Food and romance often go hand in hand and we’ll see it in new Hallmark movies and mystery movies. Always mine. In the photo, restaurant owner Elizabeth (Autumn Riser) tries to keep her late husband’s Italian restaurant, El Sibo e Vita, in business… but she doesn’t want the help of “restaurant fixer” Ben (Tyler Hynes).
The pair clash when Elizabeth desperately wants to keep up the tradition when Ben sees the opportunity to rearrange a lot about the dining hall. Can they come to a middle ground where tradition and innovation (and perhaps Elizabeth and Ben) can come together?
While watching Rome-Com, don’t be surprised if you suddenly become hungry for Italian food, because the best-selling author, restaurant, and TV personality Giada de Lorentis is one of the project’s executive producers.
During our chat with De Laurentis, we learned how the movie got off the ground, whether the food we see in the movie came from his own cookbook, and about food and romance which is always a winning combination.
How did the whole ball get rolling over the film? Did Hallmark come to you or did you go to them?
Giada de Lorentis: No, I went to them. I’ve really, really been wanting to make this kind of movie for a long time. The characters are the main driving force of the story but the food plays the role of a great sorting, supporting actor in the story line. Enthusiastic food and how it combines feelings of warmth and positivity and meaningful connection, family gatherings, tradition, all these things.

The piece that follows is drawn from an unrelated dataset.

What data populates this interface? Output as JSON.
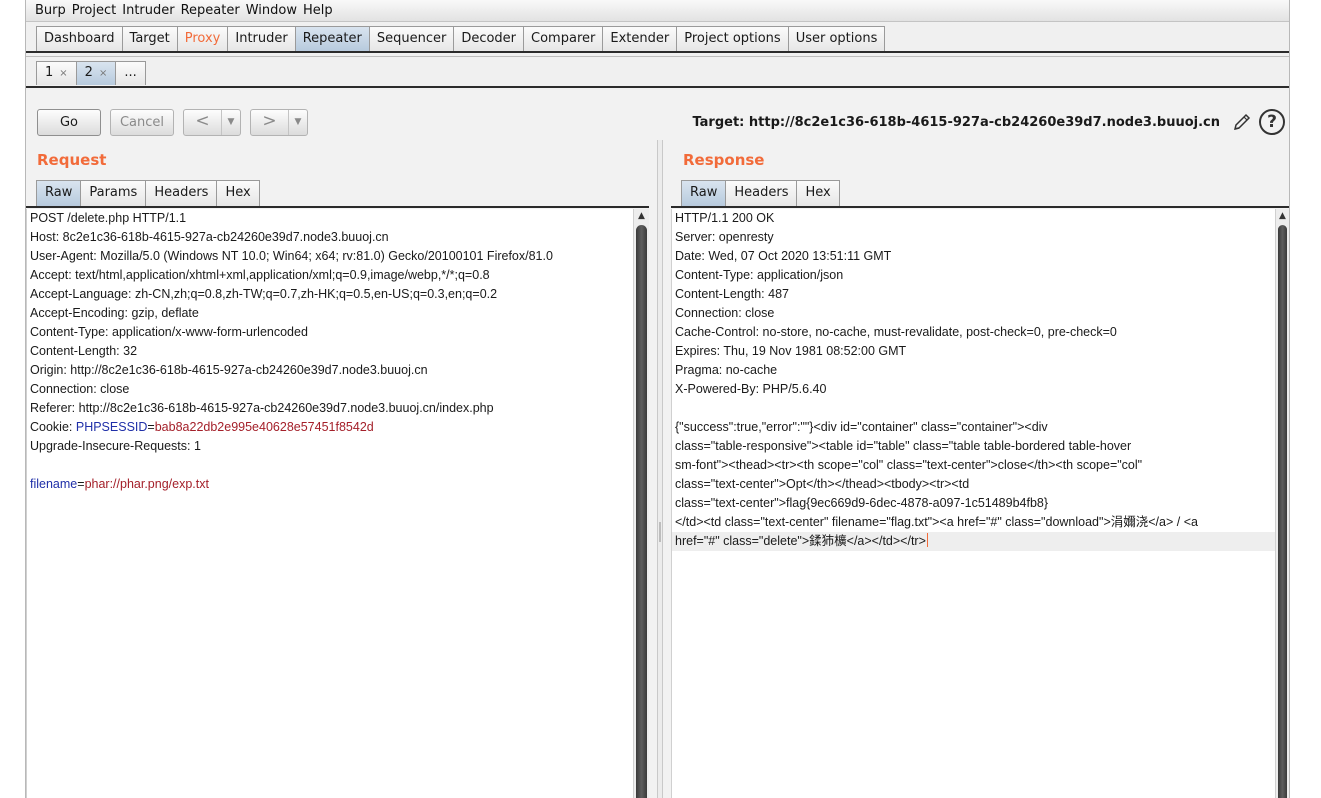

In the beginning, I wanted to do this on Food Network because it was my home but they didn’t do anything scripted so I went to Hallmark. And, to be honest, I went to Hallmark four years ago and now the world has changed a lot since I first pitched it but I was so excited in October when all of a sudden, out of the blue, they called and said “Remember this project you have four years Pitch first? Okay, we’re going to make it and we’re going to start shooting it in six weeks! “
I peeked at the movie early and then had to go get Italian for dinner. Coincidence?
[Laughs] For most cultures, especially the Italians, the whole world revolves around our food and the people who connect us to that food. That is clear in the story of the film. Elizabeth is desperately trying to keep her late husband’s restaurant afloat and she’s stuck that way because she feels the only way to connect after she passes and I think we all do it. There are family recipes that we carry on that remind us of the people we lost and those connections.
By the way, one of the themes of the movie is the idea of sticking to traditions or taking a step forward with those traditions. What is your opinion about that?
What I have done all my life, I have taken my family’s traditional recipes and traditions and given them a more modern spin. Elizabeth, through this whole process, has learned to get back in tune with some of her emotions, like baking, which she hasn’t done so far. He realizes that it is OK to carry on and modernize the tradition. It’s important for us to move forward and hold on to those bits and pieces of tradition, love and passion but to make ourselves a little bit new. So it is with Elizabeth, who can ignite new love at this time too!
Are the foods we see and talk about in the film from your book?
For the most part, they are. It’s something that kept me cool and I come from a movie family, so movies were a big part of our lives and food. It’s fun to put it together and actually make a movie out of it.
I had a question about the relationship between food and love but now when we talk they are mixed, right?
Yes and this special movie really shows how food and love define an entire generation. This has happened in many cultures and in the United States. Over the years, little by little, we’ve started to find out what foods we really like, but for many cultures around the world, and that’s the relationship with other people. That passion for food, through their culture. And I think that makes this movie so beautiful. That’s right, it awakens this kind of consciousness, and I think a sense of purpose which is just so, the name is very appropriate.
Any chance you’re popping up in all the pictures, could be a cameo?
I want to! I unfortunately could not because of my existing contract. Maybe in the future I’ll be able to do it but I don’t think it takes anything away from the experience. And I think I’m still there and my love for my soul and culture is still a part of the movie.
Did the production of this film satisfy your hunger for more films like this?
Yes. Absolutely. Absolutely. I hope we make a lot more of it. It somehow feeds my soul. I just like to collect part of it as a family with this feeling-good way and tradition of storytelling. It’s all a one-win formula.
Always mineMovie Premiere, Sunday, April 3, 9 / 8c, Hallmark Channel